BEGIN Material to process

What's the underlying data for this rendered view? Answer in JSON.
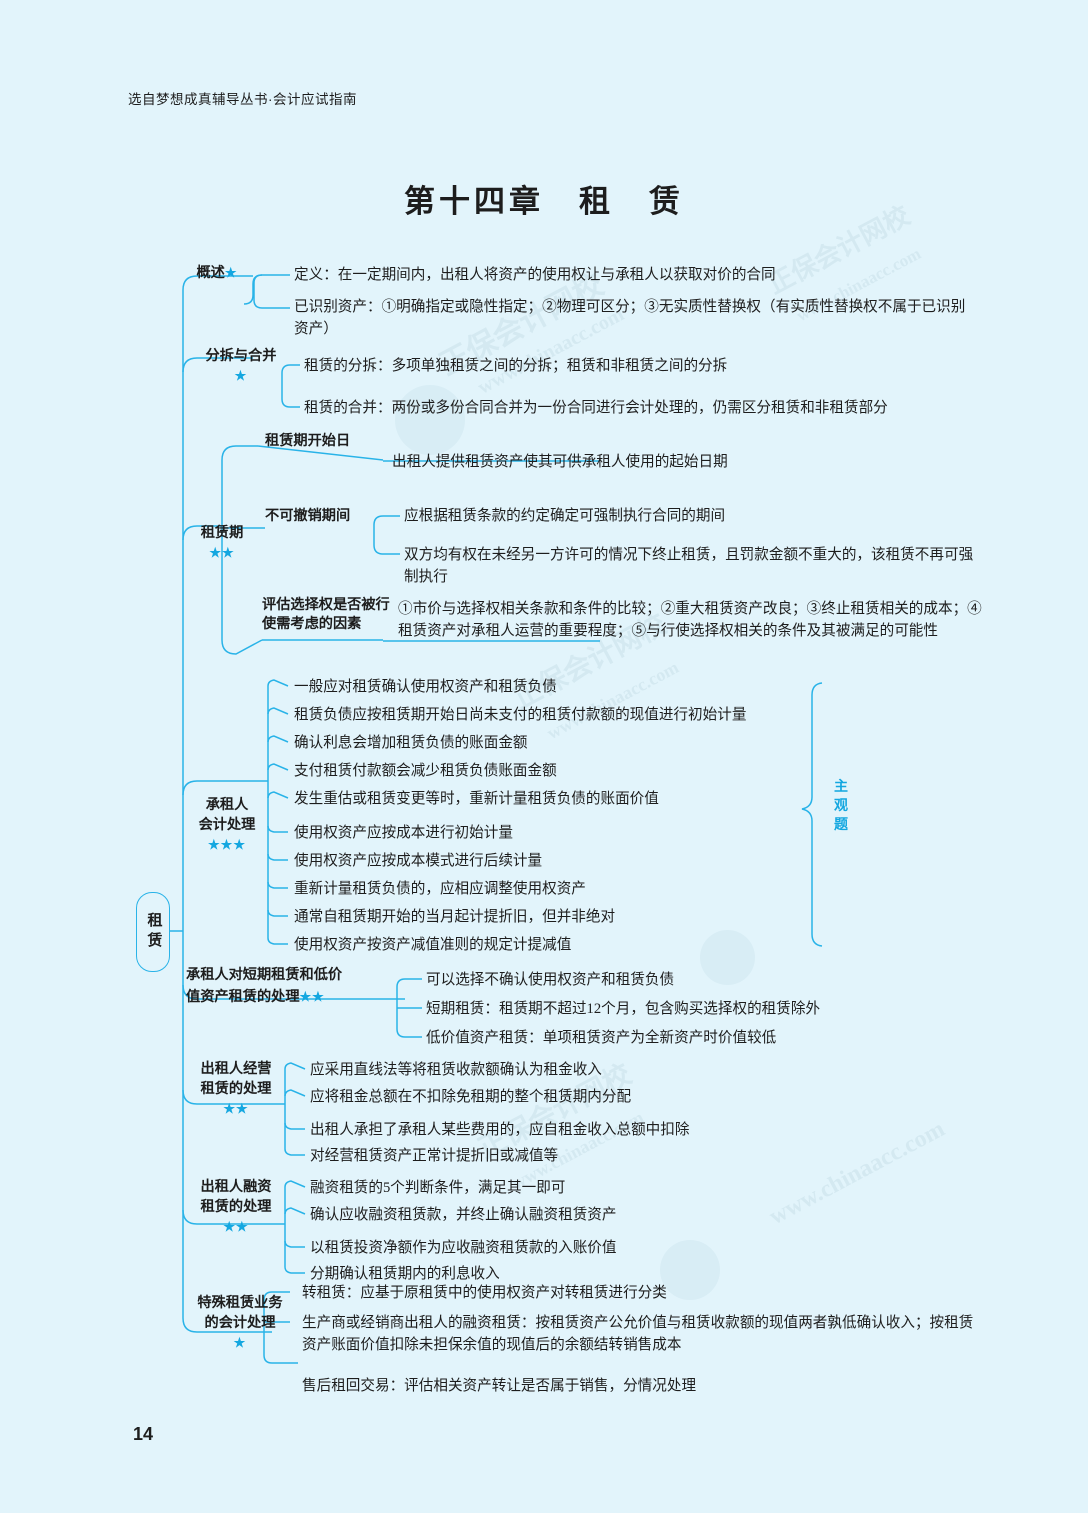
{
  "header": {
    "source_line": "选自梦想成真辅导丛书·会计应试指南",
    "chapter_title": "第十四章　租　赁",
    "page_number": "14"
  },
  "center": {
    "label": "租赁"
  },
  "side_marker": {
    "label": "主观题"
  },
  "branches": [
    {
      "id": "gaishu",
      "label": "概述",
      "stars": "★",
      "items": [
        {
          "text": "定义：在一定期间内，出租人将资产的使用权让与承租人以获取对价的合同"
        },
        {
          "text": "已识别资产：①明确指定或隐性指定；②物理可区分；③无实质性替换权（有实质性替换权不属于已识别资产）"
        }
      ]
    },
    {
      "id": "fenchai",
      "label": "分拆与合并",
      "stars": "★",
      "items": [
        {
          "text": "租赁的分拆：多项单独租赁之间的分拆；租赁和非租赁之间的分拆"
        },
        {
          "text": "租赁的合并：两份或多份合同合并为一份合同进行会计处理的，仍需区分租赁和非租赁部分"
        }
      ]
    },
    {
      "id": "zulinqi",
      "label": "租赁期",
      "stars": "★★",
      "sublabels": [
        {
          "label": "租赁期开始日",
          "items": [
            {
              "text": "出租人提供租赁资产使其可供承租人使用的起始日期"
            }
          ]
        },
        {
          "label": "不可撤销期间",
          "items": [
            {
              "text": "应根据租赁条款的约定确定可强制执行合同的期间"
            },
            {
              "text": "双方均有权在未经另一方许可的情况下终止租赁，且罚款金额不重大的，该租赁不再可强制执行"
            }
          ]
        },
        {
          "label": "评估选择权是否被行使需考虑的因素",
          "items": [
            {
              "text": "①市价与选择权相关条款和条件的比较；②重大租赁资产改良；③终止租赁相关的成本；④租赁资产对承租人运营的重要程度；⑤与行使选择权相关的条件及其被满足的可能性"
            }
          ]
        }
      ]
    },
    {
      "id": "chengzuren",
      "label": "承租人\n会计处理",
      "stars": "★★★",
      "items": [
        {
          "text": "一般应对租赁确认使用权资产和租赁负债"
        },
        {
          "text": "租赁负债应按租赁期开始日尚未支付的租赁付款额的现值进行初始计量"
        },
        {
          "text": "确认利息会增加租赁负债的账面金额"
        },
        {
          "text": "支付租赁付款额会减少租赁负债账面金额"
        },
        {
          "text": "发生重估或租赁变更等时，重新计量租赁负债的账面价值"
        },
        {
          "text": "使用权资产应按成本进行初始计量"
        },
        {
          "text": "使用权资产应按成本模式进行后续计量"
        },
        {
          "text": "重新计量租赁负债的，应相应调整使用权资产"
        },
        {
          "text": "通常自租赁期开始的当月起计提折旧，但并非绝对"
        },
        {
          "text": "使用权资产按资产减值准则的规定计提减值"
        }
      ]
    },
    {
      "id": "duanqi",
      "label": "承租人对短期租赁和低价\n值资产租赁的处理",
      "stars": "★★",
      "items": [
        {
          "text": "可以选择不确认使用权资产和租赁负债"
        },
        {
          "text": "短期租赁：租赁期不超过12个月，包含购买选择权的租赁除外"
        },
        {
          "text": "低价值资产租赁：单项租赁资产为全新资产时价值较低"
        }
      ]
    },
    {
      "id": "jingying",
      "label": "出租人经营\n租赁的处理",
      "stars": "★★",
      "items": [
        {
          "text": "应采用直线法等将租赁收款额确认为租金收入"
        },
        {
          "text": "应将租金总额在不扣除免租期的整个租赁期内分配"
        },
        {
          "text": "出租人承担了承租人某些费用的，应自租金收入总额中扣除"
        },
        {
          "text": "对经营租赁资产正常计提折旧或减值等"
        }
      ]
    },
    {
      "id": "rongzi",
      "label": "出租人融资\n租赁的处理",
      "stars": "★★",
      "items": [
        {
          "text": "融资租赁的5个判断条件，满足其一即可"
        },
        {
          "text": "确认应收融资租赁款，并终止确认融资租赁资产"
        },
        {
          "text": "以租赁投资净额作为应收融资租赁款的入账价值"
        },
        {
          "text": "分期确认租赁期内的利息收入"
        }
      ]
    },
    {
      "id": "teshu",
      "label": "特殊租赁业务\n的会计处理",
      "stars": "★",
      "items": [
        {
          "text": "转租赁：应基于原租赁中的使用权资产对转租赁进行分类"
        },
        {
          "text": "生产商或经销商出租人的融资租赁：按租赁资产公允价值与租赁收款额的现值两者孰低确认收入；按租赁资产账面价值扣除未担保余值的现值后的余额结转销售成本"
        },
        {
          "text": "售后租回交易：评估相关资产转让是否属于销售，分情况处理"
        }
      ]
    }
  ],
  "watermark": {
    "brand": "正保会计网校",
    "site": "www.chinaacc.com"
  },
  "colors": {
    "background": "#e2f4fb",
    "line": "#29b3e8",
    "accent": "#14a7e0",
    "text": "#1d1d1d"
  }
}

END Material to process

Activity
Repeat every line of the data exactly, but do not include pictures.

Response below
What's the underlying data for this rendered view? Answer in JSON.
{
  "header": {
    "source_line": "选自梦想成真辅导丛书·会计应试指南",
    "chapter_title": "第十四章　租　赁",
    "page_number": "14"
  },
  "center": {
    "label": "租赁"
  },
  "side_marker": {
    "label": "主观题"
  },
  "branches": [
    {
      "id": "gaishu",
      "label": "概述",
      "stars": "★",
      "items": [
        {
          "text": "定义：在一定期间内，出租人将资产的使用权让与承租人以获取对价的合同"
        },
        {
          "text": "已识别资产：①明确指定或隐性指定；②物理可区分；③无实质性替换权（有实质性替换权不属于已识别资产）"
        }
      ]
    },
    {
      "id": "fenchai",
      "label": "分拆与合并",
      "stars": "★",
      "items": [
        {
          "text": "租赁的分拆：多项单独租赁之间的分拆；租赁和非租赁之间的分拆"
        },
        {
          "text": "租赁的合并：两份或多份合同合并为一份合同进行会计处理的，仍需区分租赁和非租赁部分"
        }
      ]
    },
    {
      "id": "zulinqi",
      "label": "租赁期",
      "stars": "★★",
      "sublabels": [
        {
          "label": "租赁期开始日",
          "items": [
            {
              "text": "出租人提供租赁资产使其可供承租人使用的起始日期"
            }
          ]
        },
        {
          "label": "不可撤销期间",
          "items": [
            {
              "text": "应根据租赁条款的约定确定可强制执行合同的期间"
            },
            {
              "text": "双方均有权在未经另一方许可的情况下终止租赁，且罚款金额不重大的，该租赁不再可强制执行"
            }
          ]
        },
        {
          "label": "评估选择权是否被行使需考虑的因素",
          "items": [
            {
              "text": "①市价与选择权相关条款和条件的比较；②重大租赁资产改良；③终止租赁相关的成本；④租赁资产对承租人运营的重要程度；⑤与行使选择权相关的条件及其被满足的可能性"
            }
          ]
        }
      ]
    },
    {
      "id": "chengzuren",
      "label": "承租人\n会计处理",
      "stars": "★★★",
      "items": [
        {
          "text": "一般应对租赁确认使用权资产和租赁负债"
        },
        {
          "text": "租赁负债应按租赁期开始日尚未支付的租赁付款额的现值进行初始计量"
        },
        {
          "text": "确认利息会增加租赁负债的账面金额"
        },
        {
          "text": "支付租赁付款额会减少租赁负债账面金额"
        },
        {
          "text": "发生重估或租赁变更等时，重新计量租赁负债的账面价值"
        },
        {
          "text": "使用权资产应按成本进行初始计量"
        },
        {
          "text": "使用权资产应按成本模式进行后续计量"
        },
        {
          "text": "重新计量租赁负债的，应相应调整使用权资产"
        },
        {
          "text": "通常自租赁期开始的当月起计提折旧，但并非绝对"
        },
        {
          "text": "使用权资产按资产减值准则的规定计提减值"
        }
      ]
    },
    {
      "id": "duanqi",
      "label": "承租人对短期租赁和低价\n值资产租赁的处理",
      "stars": "★★",
      "items": [
        {
          "text": "可以选择不确认使用权资产和租赁负债"
        },
        {
          "text": "短期租赁：租赁期不超过12个月，包含购买选择权的租赁除外"
        },
        {
          "text": "低价值资产租赁：单项租赁资产为全新资产时价值较低"
        }
      ]
    },
    {
      "id": "jingying",
      "label": "出租人经营\n租赁的处理",
      "stars": "★★",
      "items": [
        {
          "text": "应采用直线法等将租赁收款额确认为租金收入"
        },
        {
          "text": "应将租金总额在不扣除免租期的整个租赁期内分配"
        },
        {
          "text": "出租人承担了承租人某些费用的，应自租金收入总额中扣除"
        },
        {
          "text": "对经营租赁资产正常计提折旧或减值等"
        }
      ]
    },
    {
      "id": "rongzi",
      "label": "出租人融资\n租赁的处理",
      "stars": "★★",
      "items": [
        {
          "text": "融资租赁的5个判断条件，满足其一即可"
        },
        {
          "text": "确认应收融资租赁款，并终止确认融资租赁资产"
        },
        {
          "text": "以租赁投资净额作为应收融资租赁款的入账价值"
        },
        {
          "text": "分期确认租赁期内的利息收入"
        }
      ]
    },
    {
      "id": "teshu",
      "label": "特殊租赁业务\n的会计处理",
      "stars": "★",
      "items": [
        {
          "text": "转租赁：应基于原租赁中的使用权资产对转租赁进行分类"
        },
        {
          "text": "生产商或经销商出租人的融资租赁：按租赁资产公允价值与租赁收款额的现值两者孰低确认收入；按租赁资产账面价值扣除未担保余值的现值后的余额结转销售成本"
        },
        {
          "text": "售后租回交易：评估相关资产转让是否属于销售，分情况处理"
        }
      ]
    }
  ],
  "watermark": {
    "brand": "正保会计网校",
    "site": "www.chinaacc.com"
  },
  "colors": {
    "background": "#e2f4fb",
    "line": "#29b3e8",
    "accent": "#14a7e0",
    "text": "#1d1d1d"
  }
}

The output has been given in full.